OPINION: The sad truth of the helicopter parent

Photo credit: Mark Nelson

Growing up as an only child, I learned quickly to be self sufficient, having no older siblings to rely on. I was taught to have my own opinions, developed an incredible imagination and learned how to interact in adult settings early on.

Some of my friends, however, never had their own opinions. They were always rattling off whatever their parents told them. These friends couldn’t even play Barbie’s by themselves, let alone complete a simple school project individually, without assistance from older siblings or their parents.

Realizing my classmates were different than me in those ways made me come to the quick realization that it was my parents who were different compared to my classmates’ parents.

Now that I am older and can more accurately evaluate how my parents differ compared to the other kids I grew up with, I am happy to say that mine were not “Helicopter Parents.”

Parents, the magazine, describes a helicopter parent as “a style of parents who are over focused on their children.” It continues to quote Carolyn Daitch, Ph.D., “They typically take too much responsibility for their children’s experiences and, specifically, their successes or failures.”

The parenting I received may be because I grew up in two different houses; learning two different belief systems, experiencing two different lifestyles.

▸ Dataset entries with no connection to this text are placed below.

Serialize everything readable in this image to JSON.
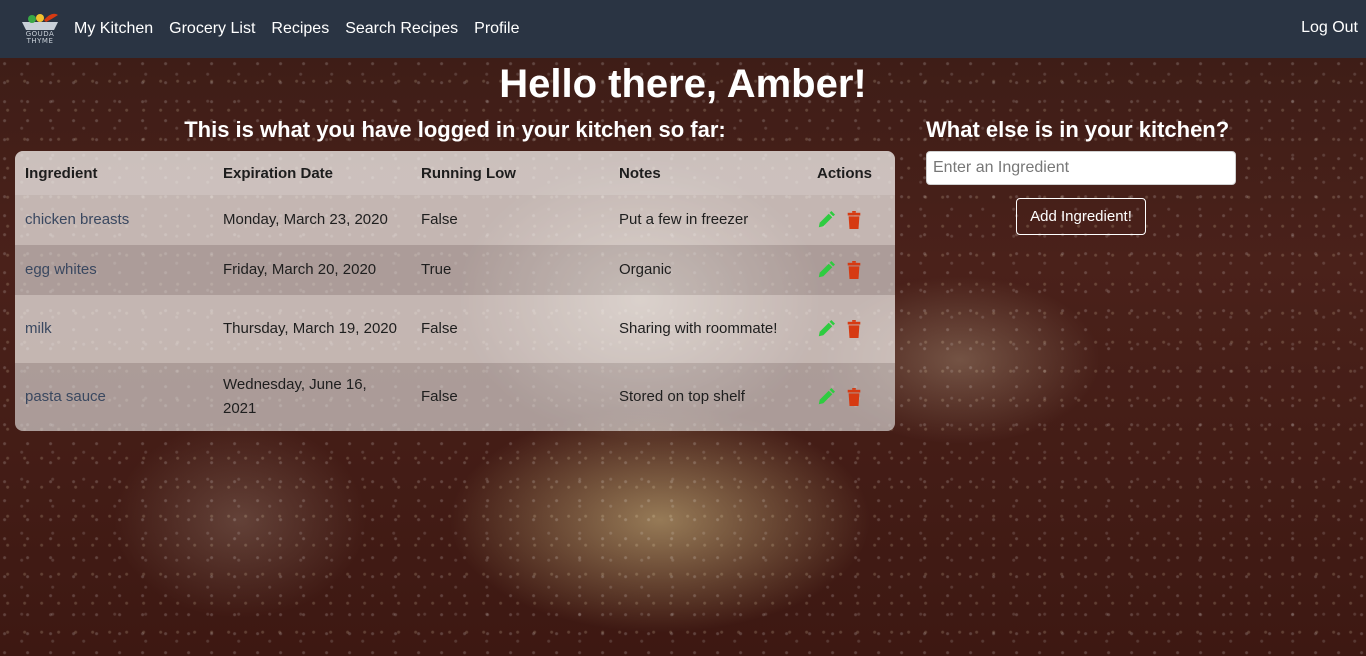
{
  "nav": {
    "logo_text_1": "GOUDA",
    "logo_text_2": "THYME",
    "links": [
      "My Kitchen",
      "Grocery List",
      "Recipes",
      "Search Recipes",
      "Profile"
    ],
    "logout": "Log Out"
  },
  "greeting": "Hello there, Amber!",
  "kitchen_heading": "This is what you have logged in your kitchen so far:",
  "add_heading": "What else is in your kitchen?",
  "add_input_placeholder": "Enter an Ingredient",
  "add_button": "Add Ingredient!",
  "table": {
    "headers": [
      "Ingredient",
      "Expiration Date",
      "Running Low",
      "Notes",
      "Actions"
    ],
    "rows": [
      {
        "ingredient": "chicken breasts",
        "expiration": "Monday, March 23, 2020",
        "running_low": "False",
        "notes": "Put a few in freezer"
      },
      {
        "ingredient": "egg whites",
        "expiration": "Friday, March 20, 2020",
        "running_low": "True",
        "notes": "Organic"
      },
      {
        "ingredient": "milk",
        "expiration": "Thursday, March 19, 2020",
        "running_low": "False",
        "notes": "Sharing with roommate!"
      },
      {
        "ingredient": "pasta sauce",
        "expiration": "Wednesday, June 16, 2021",
        "running_low": "False",
        "notes": "Stored on top shelf"
      }
    ]
  },
  "icons": {
    "edit": "pencil-icon",
    "delete": "trash-icon"
  },
  "colors": {
    "navbar": "#2a3443",
    "edit_icon": "#2ecc40",
    "delete_icon": "#d63a12"
  }
}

I was taught to be self-sufficient. If I didn’t do my homework, it was my fault, not my parents’. Reminding me to get it done was not their responsibility, it was mine – my job.

When I went out for sports or any extracurricular activities, it was always on my own accord. I was expected to be involved, but I chose what I wanted and my parents always supported me, never pressured me.

This all translated into me being my own person. I was growing up after all and didn’t need my parents treating me like a toddler throughout my school years. Basically by middle school my parents were done intervening in the educational part of my life.

Unfortunately, as I will show looking at new studies, a lot of parents are not quite done intervening in their children’s educational endeavors.

What is even worse than the fact that parents are not done meddling in their child’s education is the emotional effects that it’s causing these children when they are out on their own in college.

A 2010 study showed that students with helicopter parents were not as open to new ideas and actions, were more vulnerable, self-conscious, and anxious compared to students who were not constantly monitored by their parents, according to a Slate article titled “Kids of Helicopter Parents are Sputtering Out.”

The sad fact is that I have seen this happen with more than one of my friends or classmates. The incredibly academic overbearing parents have produced children who do not know how to make their own decisions, make academic deadlines or know how to talk to a professor.

And what happens? When faced with making their own decisions or with writing their own paper for once, they made irrational decisions that aren’t really working out for them. Their real “first paper,” received a C or D because they didn’t know how to structure it or proofread it by themselves.

In Psychology Today’s article, “Helicopter Parenting-It’s Worse Than You Think,” parents are getting way too involved. Not only are parents emailing their child’s professors or “helping” them on their classwork, parents are actually calling graduate admission officers and putting in a good word for their child.

No; just no. I would probably never show up in a specific class again if my parents emailed my professor about my academic performance.

If they called a school thinking they were helping me get in…just no. That is overstepping boundaries and embarrassing the student they are vouching for.

I am currently thanking my lucky stars, and you should too, if your parents let you grow up without having an overbearing academic grip on you.

Now that is not to say that my parents didn’t at least hover in other ways, like in my personal and public life (helping me make good decisions), but looking back, I absolutely do not envy my friends whose parents wrote their papers or did their projects for them. They were a small price to pay for some self-reliance.